BHS buyer convicted over pension information failures
Dominic Chappell, the former racing driver turned businessman who bought BHS for £1, has been convicted of failing to hand over information required by the Pensions Regulator (TPR) as part of its investigation into the sale and then collapse of the high street fashion retailer
12 Jan 2018
This included information about the purchase of BHS by Chappell’s investment vehicle, Retail Acquisitions Ltd (RAL) and the participants involved, as well as transactions involving BHS and RAL after the sale had been completed.
TPR said Chappell also failed to provide information about a possible unauthorised disclosure of restricted material. The regulator made the claims using powers under section 72 of the Pensions Act 2004. Failure to provide such information, without a reasonable excuse, is a criminal offence which can result in an unlimited fine.
At Brighton Magistrates’ Court Chappell was found guilty of three charges of neglecting or refusing to provide information and documents, without a reasonable excuse. Chappell had denied the charges.
District Judge William Ashworth adjourned the case until 19 January, when Chappell will be sentenced at Winchester Crown Court.
Chappell bought BHS from former owner billionaire Sir Philip Green for £1 in March 2015. Shortly afterwards TPR asked for hundreds of documents in relation to the £571m pension blackhole at the company.
BHS subsequently collapsed a year later with the loss of some 164 stores and around 11,000 jobs. Green agreed to pay £363m towards the pension deficit, but TPR has continued action to protect the pensions of the scheme’s 19,000 members.
The case is the fifth criminal conviction secured by TPR against individuals or organisations for failing to comply with section 72 notices.
Nicola Parish, TPR’s executive director of frontline regulation, said: ‘Dominic Chappell failed to provide us with information we had requested in connection with our investigation into the sale and ultimate collapse of BHS, despite numerous requests.
‘The power to demand specific information is a key investigative tool in our work to protect people’s pensions.
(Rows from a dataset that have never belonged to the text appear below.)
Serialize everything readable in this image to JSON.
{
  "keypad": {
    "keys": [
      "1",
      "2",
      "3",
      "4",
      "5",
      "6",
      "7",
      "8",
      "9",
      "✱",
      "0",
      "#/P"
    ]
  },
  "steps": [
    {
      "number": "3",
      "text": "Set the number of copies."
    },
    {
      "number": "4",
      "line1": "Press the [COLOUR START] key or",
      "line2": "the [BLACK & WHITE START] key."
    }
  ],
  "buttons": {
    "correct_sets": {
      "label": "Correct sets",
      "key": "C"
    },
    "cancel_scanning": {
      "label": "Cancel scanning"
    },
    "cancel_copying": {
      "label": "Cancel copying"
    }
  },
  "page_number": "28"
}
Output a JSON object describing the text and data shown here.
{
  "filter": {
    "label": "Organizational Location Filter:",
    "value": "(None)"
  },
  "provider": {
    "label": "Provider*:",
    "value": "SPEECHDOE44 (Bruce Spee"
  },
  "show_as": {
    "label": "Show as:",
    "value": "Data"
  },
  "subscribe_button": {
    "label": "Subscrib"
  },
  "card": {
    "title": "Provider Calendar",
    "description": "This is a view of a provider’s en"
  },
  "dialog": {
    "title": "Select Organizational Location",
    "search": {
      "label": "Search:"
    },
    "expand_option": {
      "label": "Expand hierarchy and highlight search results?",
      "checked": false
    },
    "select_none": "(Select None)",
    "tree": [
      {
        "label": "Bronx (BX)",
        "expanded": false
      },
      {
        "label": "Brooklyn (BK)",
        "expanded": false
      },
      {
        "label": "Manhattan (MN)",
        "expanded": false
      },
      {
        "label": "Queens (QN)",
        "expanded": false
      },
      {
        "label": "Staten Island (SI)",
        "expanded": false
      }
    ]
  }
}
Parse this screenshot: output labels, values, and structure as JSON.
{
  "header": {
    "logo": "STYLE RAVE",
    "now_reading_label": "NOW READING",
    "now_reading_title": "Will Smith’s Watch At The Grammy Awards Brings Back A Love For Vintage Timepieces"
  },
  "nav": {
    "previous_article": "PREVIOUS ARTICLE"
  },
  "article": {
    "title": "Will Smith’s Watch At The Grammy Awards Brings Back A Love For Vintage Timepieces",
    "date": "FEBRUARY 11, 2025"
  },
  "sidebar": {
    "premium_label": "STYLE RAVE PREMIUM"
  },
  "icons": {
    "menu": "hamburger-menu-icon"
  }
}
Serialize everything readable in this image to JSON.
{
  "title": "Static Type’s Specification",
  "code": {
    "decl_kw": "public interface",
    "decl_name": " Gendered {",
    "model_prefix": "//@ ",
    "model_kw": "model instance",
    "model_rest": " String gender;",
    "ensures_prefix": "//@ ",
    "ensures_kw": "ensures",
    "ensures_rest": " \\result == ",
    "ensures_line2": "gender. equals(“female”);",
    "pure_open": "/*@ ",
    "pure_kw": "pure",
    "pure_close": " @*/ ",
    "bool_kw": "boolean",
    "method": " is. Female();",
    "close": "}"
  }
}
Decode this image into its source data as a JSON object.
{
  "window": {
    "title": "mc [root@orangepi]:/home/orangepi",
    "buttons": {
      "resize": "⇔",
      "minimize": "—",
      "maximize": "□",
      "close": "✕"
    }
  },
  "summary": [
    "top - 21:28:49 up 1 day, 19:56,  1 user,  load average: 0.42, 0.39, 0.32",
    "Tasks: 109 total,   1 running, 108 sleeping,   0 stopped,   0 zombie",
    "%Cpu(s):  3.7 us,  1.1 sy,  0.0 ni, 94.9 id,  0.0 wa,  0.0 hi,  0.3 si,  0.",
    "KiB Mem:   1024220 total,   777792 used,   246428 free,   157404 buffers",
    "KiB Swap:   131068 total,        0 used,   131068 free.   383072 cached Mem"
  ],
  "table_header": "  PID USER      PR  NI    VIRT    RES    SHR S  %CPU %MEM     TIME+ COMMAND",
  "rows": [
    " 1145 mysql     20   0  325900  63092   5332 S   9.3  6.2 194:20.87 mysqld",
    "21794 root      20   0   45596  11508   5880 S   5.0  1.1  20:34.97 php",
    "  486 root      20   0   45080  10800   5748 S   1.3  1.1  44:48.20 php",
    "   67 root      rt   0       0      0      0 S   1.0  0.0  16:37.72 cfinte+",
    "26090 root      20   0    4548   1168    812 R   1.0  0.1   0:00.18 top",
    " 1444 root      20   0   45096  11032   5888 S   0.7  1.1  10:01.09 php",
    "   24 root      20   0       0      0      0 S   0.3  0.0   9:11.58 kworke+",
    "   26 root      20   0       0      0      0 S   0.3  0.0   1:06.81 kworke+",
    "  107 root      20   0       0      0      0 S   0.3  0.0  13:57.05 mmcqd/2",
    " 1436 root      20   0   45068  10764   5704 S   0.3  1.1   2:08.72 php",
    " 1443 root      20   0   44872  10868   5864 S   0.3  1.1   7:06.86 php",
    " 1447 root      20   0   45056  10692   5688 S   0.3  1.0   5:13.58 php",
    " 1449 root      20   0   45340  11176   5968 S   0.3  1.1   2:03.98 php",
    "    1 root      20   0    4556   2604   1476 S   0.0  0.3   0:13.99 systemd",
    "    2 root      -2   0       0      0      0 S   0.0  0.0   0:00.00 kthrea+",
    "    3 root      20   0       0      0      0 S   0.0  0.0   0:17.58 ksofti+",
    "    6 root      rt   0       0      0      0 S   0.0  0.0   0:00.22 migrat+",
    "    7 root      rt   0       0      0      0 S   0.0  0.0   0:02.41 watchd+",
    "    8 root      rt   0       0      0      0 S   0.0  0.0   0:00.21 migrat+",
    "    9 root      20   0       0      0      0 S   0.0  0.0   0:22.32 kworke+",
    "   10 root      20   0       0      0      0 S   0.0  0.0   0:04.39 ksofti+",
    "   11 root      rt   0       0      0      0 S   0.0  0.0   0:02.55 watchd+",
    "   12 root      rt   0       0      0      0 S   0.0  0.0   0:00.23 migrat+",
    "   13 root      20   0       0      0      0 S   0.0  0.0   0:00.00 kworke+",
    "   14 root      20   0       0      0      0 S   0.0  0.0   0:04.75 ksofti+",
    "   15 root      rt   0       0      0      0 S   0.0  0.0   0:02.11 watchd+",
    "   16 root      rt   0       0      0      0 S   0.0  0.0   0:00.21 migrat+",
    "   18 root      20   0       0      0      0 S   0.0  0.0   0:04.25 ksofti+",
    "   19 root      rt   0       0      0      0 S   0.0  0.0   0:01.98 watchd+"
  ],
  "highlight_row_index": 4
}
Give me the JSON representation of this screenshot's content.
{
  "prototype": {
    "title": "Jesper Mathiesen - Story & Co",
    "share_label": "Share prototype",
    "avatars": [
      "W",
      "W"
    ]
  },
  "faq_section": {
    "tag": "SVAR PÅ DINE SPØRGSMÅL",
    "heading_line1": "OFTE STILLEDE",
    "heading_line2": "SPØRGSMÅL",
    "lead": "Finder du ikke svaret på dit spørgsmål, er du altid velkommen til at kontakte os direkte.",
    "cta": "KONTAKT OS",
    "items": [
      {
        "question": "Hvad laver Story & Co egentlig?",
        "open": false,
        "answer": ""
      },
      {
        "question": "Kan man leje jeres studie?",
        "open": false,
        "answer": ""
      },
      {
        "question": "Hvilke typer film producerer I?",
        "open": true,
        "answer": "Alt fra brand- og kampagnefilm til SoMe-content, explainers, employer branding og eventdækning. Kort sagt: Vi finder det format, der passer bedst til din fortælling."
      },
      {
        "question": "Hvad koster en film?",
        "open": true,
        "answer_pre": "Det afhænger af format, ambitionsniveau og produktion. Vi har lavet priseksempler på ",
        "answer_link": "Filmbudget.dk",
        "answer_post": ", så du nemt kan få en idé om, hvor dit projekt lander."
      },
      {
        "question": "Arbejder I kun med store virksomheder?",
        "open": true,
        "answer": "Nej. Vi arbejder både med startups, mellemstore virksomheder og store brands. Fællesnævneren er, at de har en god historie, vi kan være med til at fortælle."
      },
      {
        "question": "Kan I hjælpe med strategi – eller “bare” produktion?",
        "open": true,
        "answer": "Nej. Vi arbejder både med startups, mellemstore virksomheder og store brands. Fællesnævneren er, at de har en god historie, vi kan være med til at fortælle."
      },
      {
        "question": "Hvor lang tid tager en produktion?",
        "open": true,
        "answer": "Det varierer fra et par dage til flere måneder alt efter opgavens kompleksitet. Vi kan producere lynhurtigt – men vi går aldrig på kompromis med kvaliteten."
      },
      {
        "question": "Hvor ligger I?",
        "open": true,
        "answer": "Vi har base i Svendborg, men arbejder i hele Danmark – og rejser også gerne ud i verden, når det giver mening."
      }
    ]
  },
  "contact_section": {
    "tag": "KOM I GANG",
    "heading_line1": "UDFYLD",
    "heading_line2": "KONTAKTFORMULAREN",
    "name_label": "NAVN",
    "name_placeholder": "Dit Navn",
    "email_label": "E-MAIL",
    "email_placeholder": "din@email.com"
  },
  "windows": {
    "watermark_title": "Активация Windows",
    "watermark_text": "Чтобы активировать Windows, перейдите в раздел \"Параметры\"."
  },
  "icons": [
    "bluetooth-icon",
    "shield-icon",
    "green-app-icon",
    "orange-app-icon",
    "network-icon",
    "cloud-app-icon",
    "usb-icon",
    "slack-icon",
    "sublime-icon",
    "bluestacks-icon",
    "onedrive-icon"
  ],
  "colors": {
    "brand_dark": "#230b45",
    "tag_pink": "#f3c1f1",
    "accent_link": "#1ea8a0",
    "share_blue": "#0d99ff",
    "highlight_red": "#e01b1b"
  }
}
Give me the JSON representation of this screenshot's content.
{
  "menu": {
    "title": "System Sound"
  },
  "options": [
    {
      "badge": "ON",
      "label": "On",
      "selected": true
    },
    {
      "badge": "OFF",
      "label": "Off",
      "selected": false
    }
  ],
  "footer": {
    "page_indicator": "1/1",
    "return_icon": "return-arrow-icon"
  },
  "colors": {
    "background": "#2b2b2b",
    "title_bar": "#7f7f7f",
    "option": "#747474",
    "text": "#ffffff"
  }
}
This conviction shows that the courts recognise its importance and that anyone who fails to co-operate with our information notices risks getting a criminal record.’
Chappell is planning to appeal the decision.
TPR’s separate anti-avoidance action against Chappell in respect of the BHS pension schemes is continuing.
Report by Pat Sweet